Like taking the temperature and blood pressure of a patient, measuring employment is perhaps the best way to determine the general health of an economy.
The more employment there is in a country, the more citizens feel secure about consuming goods and services, owning homes, paying down debt, saving for the future, and even having children.
Employment is a fundamental indicator. What’s happening these days?
In the world’s largest economy, U.S. unemployment has hit an astonishing 3.9%—a 17-year low. Canada has hit its own historical low at 5.8%, a far cry from the “double-digit” unemployment we experienced at other times in our recent history.
The U.K., despite all the negative talk about Brexit, has only 4.2% unemployment, its best number since the 1970s. Germany sits at 5.3% unemployment, the country’s best result since East and West reunified in 1990.
Wages are rising but under control
This is all very good news, but it gets even better.
When employment gets very full, a major concern among economists is wage growth pressure—this is when wages start rising. With higher wages, it can lead to price increases (inflation).
However, wage growth pressure in the U.S. seems to be under control at a reasonable 2.6% year-over-year. It did rise to 2.8% in January 2018, causing some observers to blame that increase for the market correction experienced during the late winter months. Though other factors were involved, investors need to remember that after 15 consecutive months of positive market returns, a negative month at some point was inevitable.
MD’s own bear market indicator considers wage growth to be a significant contributing factor only if it climbs above 3.5%, and we are still well below that mark.
At MD, we are interested in economics as a way to analyze its effects on the investment markets. While it is impossible to perfectly predict the future course of markets, economics is one of the best ways to determine what pressures the markets are facing. From a business perspective, the U.S. is closing out another good earnings season with most companies beating their estimates and continuing to improve earnings.
So, with our U.S. bear market indicator pointing to a low probability of a bear market over the next 12 months, there is also a higher probability that equities will outperform bonds over that period. Our indicator, based on four subcategories (inflation, economic growth, corporate earnings, capital markets), shows signs of moderate weakness only in capital markets. None of the other subcategories are near levels that would make them a concern.

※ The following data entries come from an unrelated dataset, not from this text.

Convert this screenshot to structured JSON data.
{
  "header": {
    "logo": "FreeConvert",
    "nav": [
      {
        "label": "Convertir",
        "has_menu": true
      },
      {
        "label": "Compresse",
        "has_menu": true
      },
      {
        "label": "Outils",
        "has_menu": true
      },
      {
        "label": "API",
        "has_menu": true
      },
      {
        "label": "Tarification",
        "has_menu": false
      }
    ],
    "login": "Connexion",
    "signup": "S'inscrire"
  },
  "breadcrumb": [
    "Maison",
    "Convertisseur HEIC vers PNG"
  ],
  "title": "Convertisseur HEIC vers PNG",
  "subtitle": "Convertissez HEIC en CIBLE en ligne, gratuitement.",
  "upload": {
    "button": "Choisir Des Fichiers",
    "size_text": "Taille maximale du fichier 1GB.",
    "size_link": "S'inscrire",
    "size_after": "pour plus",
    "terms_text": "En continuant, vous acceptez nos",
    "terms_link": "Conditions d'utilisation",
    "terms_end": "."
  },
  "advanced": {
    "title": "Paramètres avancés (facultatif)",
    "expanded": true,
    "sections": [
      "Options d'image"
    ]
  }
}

‘Goldilocks’ economy is good news
In the U.S., it appears that a ‘Goldilocks’ scenario is still in play: not too hot, not too cold—seemingly just right. Since June 2016, we have overweighted U.S. equities, and with the kinds of economic numbers the U.S. is still posting, it’s hard to see when we would choose to be underweight.
Nevertheless, we keep examining the situation with a critical eye. First-quarter U.S. GDP of 2.3% may seem low, but the first quarter of the year has historically been lower, so a 2018 GDP of 3% seems fairly possible. With the core Consumer Price Index (inflation) approaching its target, the Fed will soon be able to say mission accomplished, leaving them room to maneuver and allow inflation to rise above target level after almost 10 years of staying below target.
Generally speaking, the key to the U.S. economy right now is that it’s gradually and consistently warming, but not boiling over. For example, house prices for the 20 major U.S. cities moved up by 6.8% in April, from a sustained rising trend that passed 5% in 2014. And, as the number of U.S. jobless claims trend in the very low 200,000s—numbers not seen since the 1960s—it seems that the economic rejuvenation of the U.S. will continue to unfold for a while.
Are there concerns about eventual inflation pressures on the economy, or even the fullness of current stock market valuations? Of course. But as these worries arise against a backdrop of undeniably balanced economic strength at the present time, we must simply see things for what they are.
About the AuthorMore Content by Patrick Ercolano